◆ Extracted entries ◆
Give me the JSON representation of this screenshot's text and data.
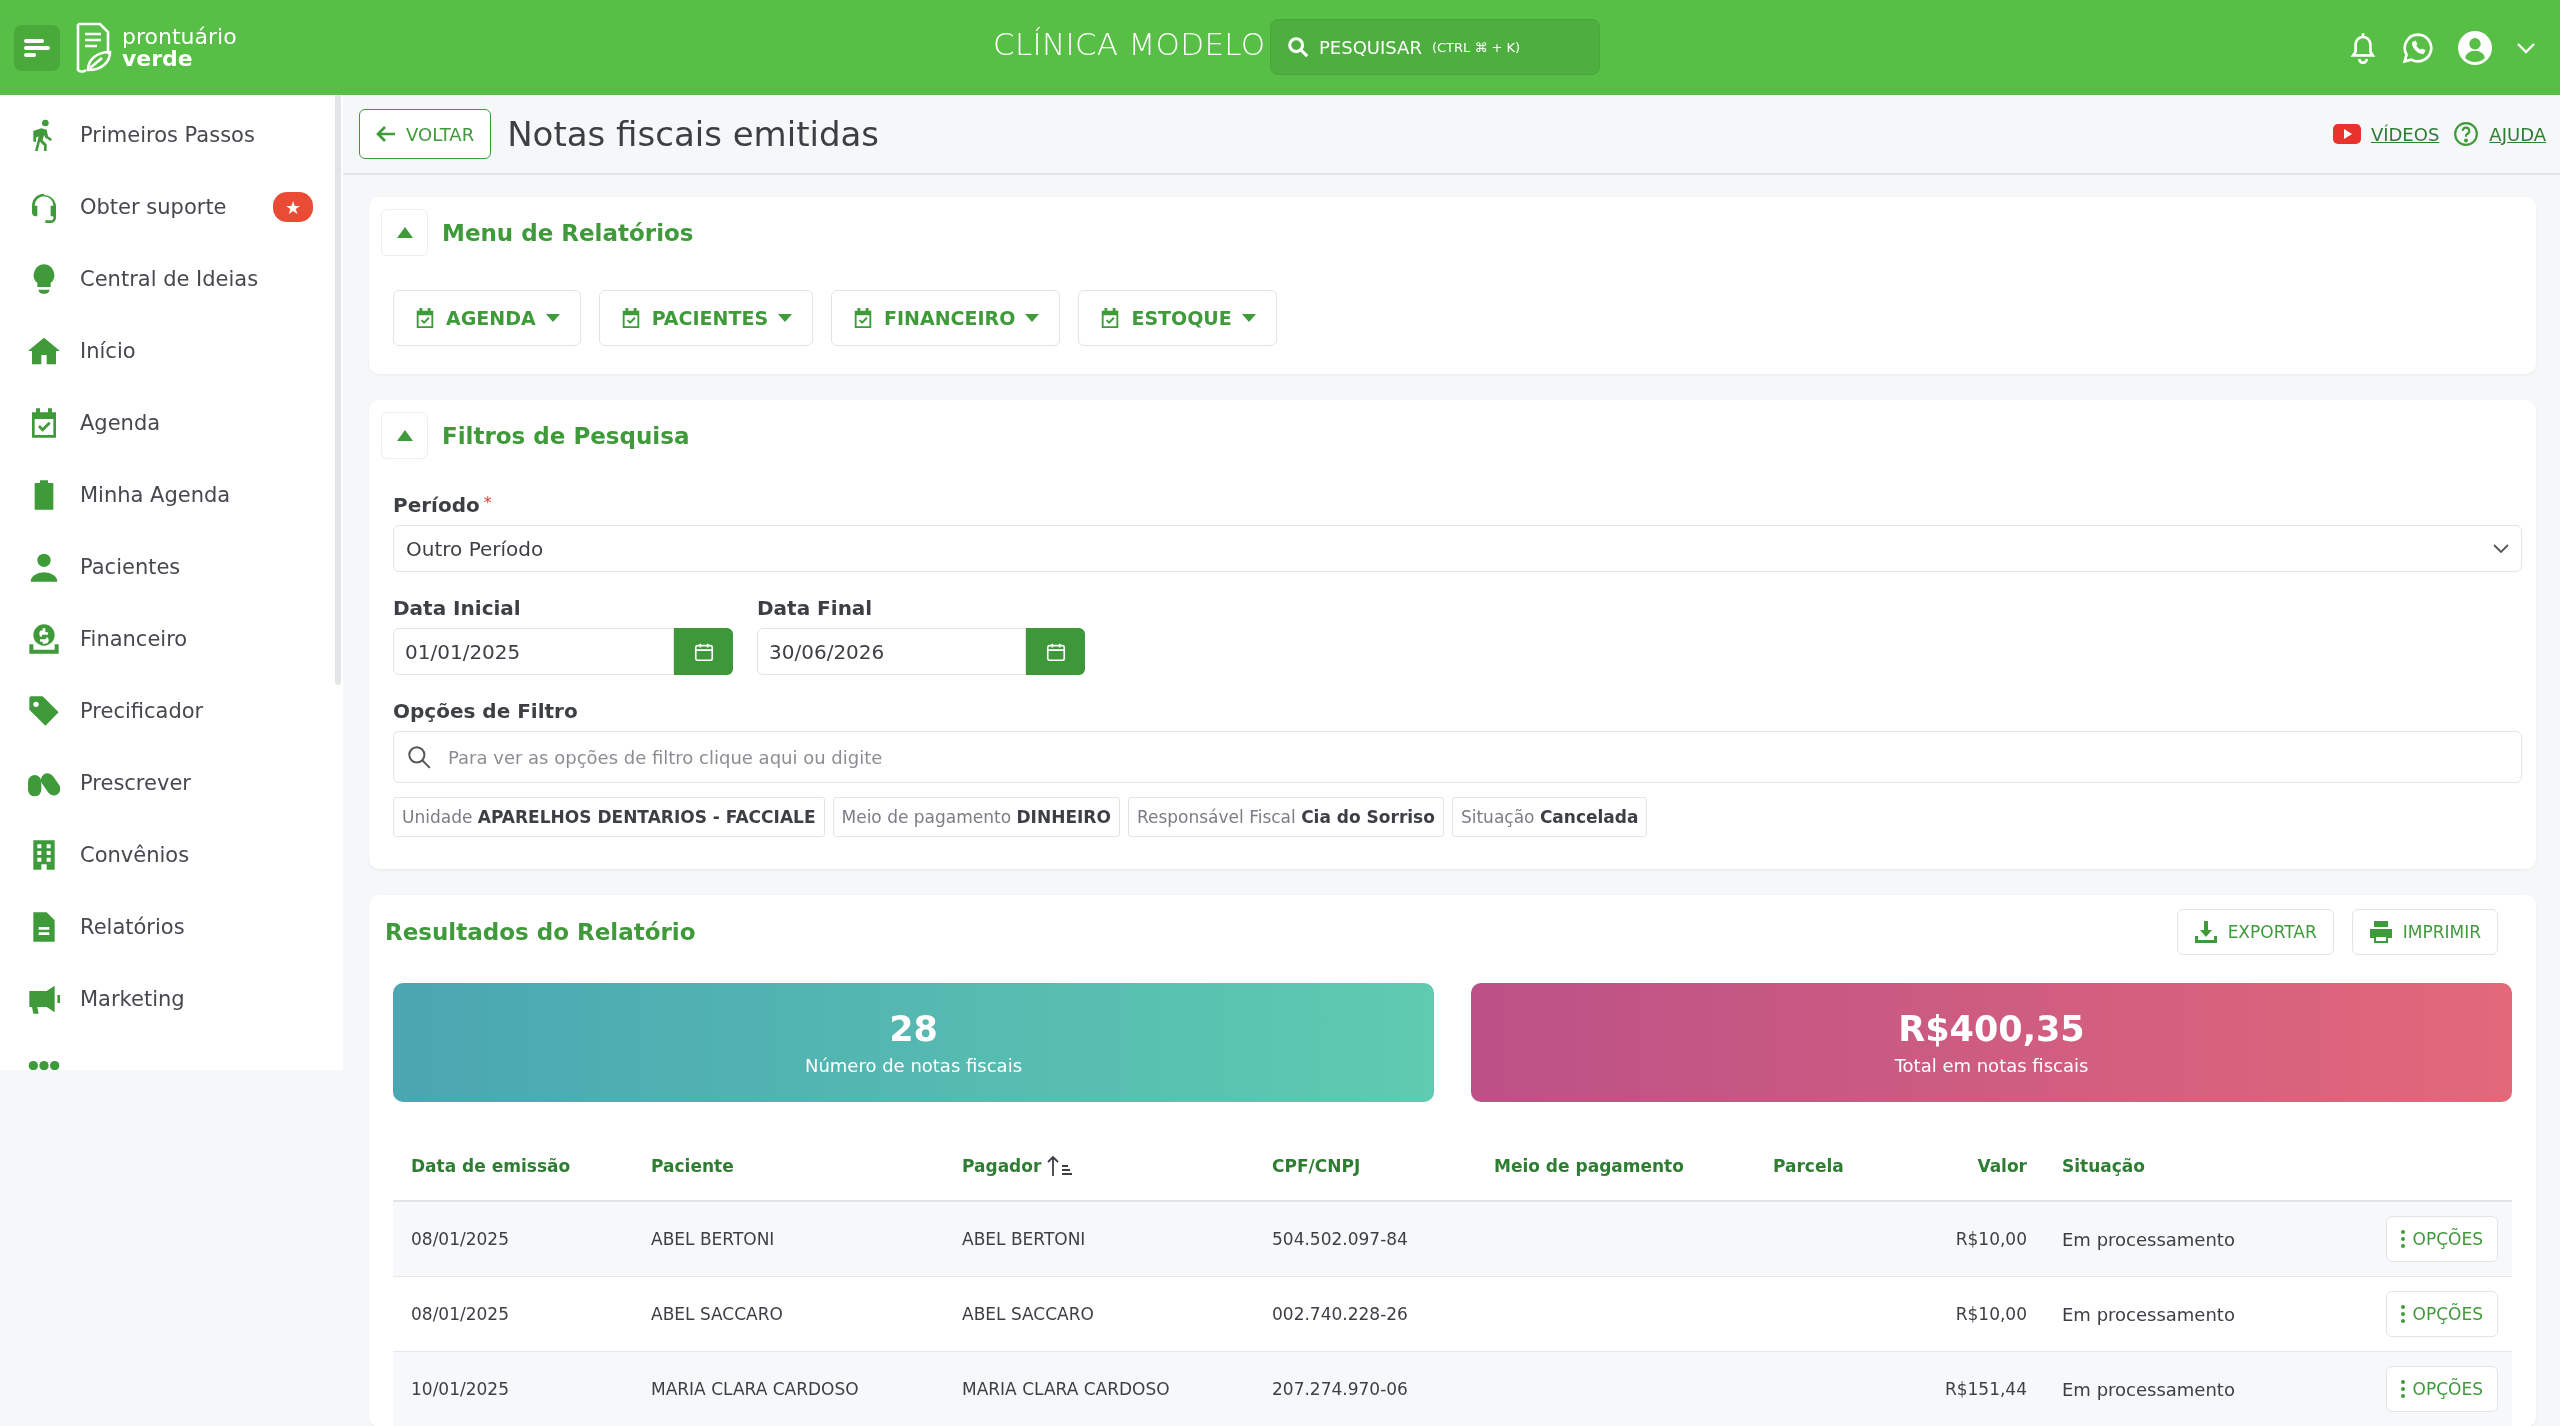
{
  "header": {
    "brand": {
      "line_1": "prontuário",
      "line_2": "verde"
    },
    "clinic": "CLÍNICA MODELO",
    "search": {
      "label": "PESQUISAR",
      "shortcut": "(CTRL ⌘ + K)"
    }
  },
  "sidebar": {
    "items": [
      {
        "label": "Primeiros Passos"
      },
      {
        "label": "Obter suporte",
        "badge": "★"
      },
      {
        "label": "Central de Ideias"
      },
      {
        "label": "Início"
      },
      {
        "label": "Agenda"
      },
      {
        "label": "Minha Agenda"
      },
      {
        "label": "Pacientes"
      },
      {
        "label": "Financeiro"
      },
      {
        "label": "Precificador"
      },
      {
        "label": "Prescrever"
      },
      {
        "label": "Convênios"
      },
      {
        "label": "Relatórios"
      },
      {
        "label": "Marketing"
      }
    ]
  },
  "page": {
    "back": "VOLTAR",
    "title": "Notas fiscais emitidas",
    "links": [
      "VÍDEOS",
      "AJUDA"
    ]
  },
  "report_menu": {
    "title": "Menu de Relatórios",
    "expanded": true,
    "buttons": [
      "AGENDA",
      "PACIENTES",
      "FINANCEIRO",
      "ESTOQUE"
    ]
  },
  "filters": {
    "title": "Filtros de Pesquisa",
    "expanded": true,
    "period": {
      "label": "Período",
      "required_mark": "*",
      "value": "Outro Período"
    },
    "start_date": {
      "label": "Data Inicial",
      "value": "01/01/2025"
    },
    "end_date": {
      "label": "Data Final",
      "value": "30/06/2026"
    },
    "filter_options": {
      "label": "Opções de Filtro",
      "placeholder": "Para ver as opções de filtro clique aqui ou digite"
    },
    "chips": [
      "Unidade **APARELHOS DENTARIOS - FACCIALE**",
      "Meio de pagamento **DINHEIRO**",
      "Responsável Fiscal **Cia do Sorriso**",
      "Situação **Cancelada**"
    ]
  },
  "results": {
    "title": "Resultados do Relatório",
    "actions": [
      "EXPORTAR",
      "IMPRIMIR"
    ],
    "stats": [
      {
        "kind": "count",
        "value": "28",
        "label": "Número de notas fiscais"
      },
      {
        "kind": "total",
        "value": "R$400,35",
        "label": "Total em notas fiscais"
      }
    ],
    "table": {
      "columns": [
        {
          "label": "Data de emissão",
          "sorted": false
        },
        {
          "label": "Paciente",
          "sorted": false
        },
        {
          "label": "Pagador",
          "sorted": true
        },
        {
          "label": "CPF/CNPJ",
          "sorted": false
        },
        {
          "label": "Meio de pagamento",
          "sorted": false
        },
        {
          "label": "Parcela",
          "sorted": false
        },
        {
          "label": "Valor",
          "sorted": false
        },
        {
          "label": "Situação",
          "sorted": false
        }
      ],
      "rows": [
        {
          "date": "08/01/2025",
          "patient": "ABEL BERTONI",
          "payer": "ABEL BERTONI",
          "document": "504.502.097-84",
          "value": "R$10,00",
          "status": "Em processamento",
          "action": "OPÇÕES"
        },
        {
          "date": "08/01/2025",
          "patient": "ABEL SACCARO",
          "payer": "ABEL SACCARO",
          "document": "002.740.228-26",
          "value": "R$10,00",
          "status": "Em processamento",
          "action": "OPÇÕES"
        },
        {
          "date": "10/01/2025",
          "patient": "MARIA CLARA CARDOSO",
          "payer": "MARIA CLARA CARDOSO",
          "document": "207.274.970-06",
          "value": "R$151,44",
          "status": "Em processamento",
          "action": "OPÇÕES"
        }
      ]
    }
  }
}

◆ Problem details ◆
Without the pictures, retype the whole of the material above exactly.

◆ Written solution ◆
Give me the JSON representation of this screenshot's text and data.
{
  "header": {
    "brand": {
      "line_1": "prontuário",
      "line_2": "verde"
    },
    "clinic": "CLÍNICA MODELO",
    "search": {
      "label": "PESQUISAR",
      "shortcut": "(CTRL ⌘ + K)"
    }
  },
  "sidebar": {
    "items": [
      {
        "label": "Primeiros Passos"
      },
      {
        "label": "Obter suporte",
        "badge": "★"
      },
      {
        "label": "Central de Ideias"
      },
      {
        "label": "Início"
      },
      {
        "label": "Agenda"
      },
      {
        "label": "Minha Agenda"
      },
      {
        "label": "Pacientes"
      },
      {
        "label": "Financeiro"
      },
      {
        "label": "Precificador"
      },
      {
        "label": "Prescrever"
      },
      {
        "label": "Convênios"
      },
      {
        "label": "Relatórios"
      },
      {
        "label": "Marketing"
      }
    ]
  },
  "page": {
    "back": "VOLTAR",
    "title": "Notas fiscais emitidas",
    "links": [
      "VÍDEOS",
      "AJUDA"
    ]
  },
  "report_menu": {
    "title": "Menu de Relatórios",
    "expanded": true,
    "buttons": [
      "AGENDA",
      "PACIENTES",
      "FINANCEIRO",
      "ESTOQUE"
    ]
  },
  "filters": {
    "title": "Filtros de Pesquisa",
    "expanded": true,
    "period": {
      "label": "Período",
      "required_mark": "*",
      "value": "Outro Período"
    },
    "start_date": {
      "label": "Data Inicial",
      "value": "01/01/2025"
    },
    "end_date": {
      "label": "Data Final",
      "value": "30/06/2026"
    },
    "filter_options": {
      "label": "Opções de Filtro",
      "placeholder": "Para ver as opções de filtro clique aqui ou digite"
    },
    "chips": [
      "Unidade **APARELHOS DENTARIOS - FACCIALE**",
      "Meio de pagamento **DINHEIRO**",
      "Responsável Fiscal **Cia do Sorriso**",
      "Situação **Cancelada**"
    ]
  },
  "results": {
    "title": "Resultados do Relatório",
    "actions": [
      "EXPORTAR",
      "IMPRIMIR"
    ],
    "stats": [
      {
        "kind": "count",
        "value": "28",
        "label": "Número de notas fiscais"
      },
      {
        "kind": "total",
        "value": "R$400,35",
        "label": "Total em notas fiscais"
      }
    ],
    "table": {
      "columns": [
        {
          "label": "Data de emissão",
          "sorted": false
        },
        {
          "label": "Paciente",
          "sorted": false
        },
        {
          "label": "Pagador",
          "sorted": true
        },
        {
          "label": "CPF/CNPJ",
          "sorted": false
        },
        {
          "label": "Meio de pagamento",
          "sorted": false
        },
        {
          "label": "Parcela",
          "sorted": false
        },
        {
          "label": "Valor",
          "sorted": false
        },
        {
          "label": "Situação",
          "sorted": false
        }
      ],
      "rows": [
        {
          "date": "08/01/2025",
          "patient": "ABEL BERTONI",
          "payer": "ABEL BERTONI",
          "document": "504.502.097-84",
          "value": "R$10,00",
          "status": "Em processamento",
          "action": "OPÇÕES"
        },
        {
          "date": "08/01/2025",
          "patient": "ABEL SACCARO",
          "payer": "ABEL SACCARO",
          "document": "002.740.228-26",
          "value": "R$10,00",
          "status": "Em processamento",
          "action": "OPÇÕES"
        },
        {
          "date": "10/01/2025",
          "patient": "MARIA CLARA CARDOSO",
          "payer": "MARIA CLARA CARDOSO",
          "document": "207.274.970-06",
          "value": "R$151,44",
          "status": "Em processamento",
          "action": "OPÇÕES"
        }
      ]
    }
  }
}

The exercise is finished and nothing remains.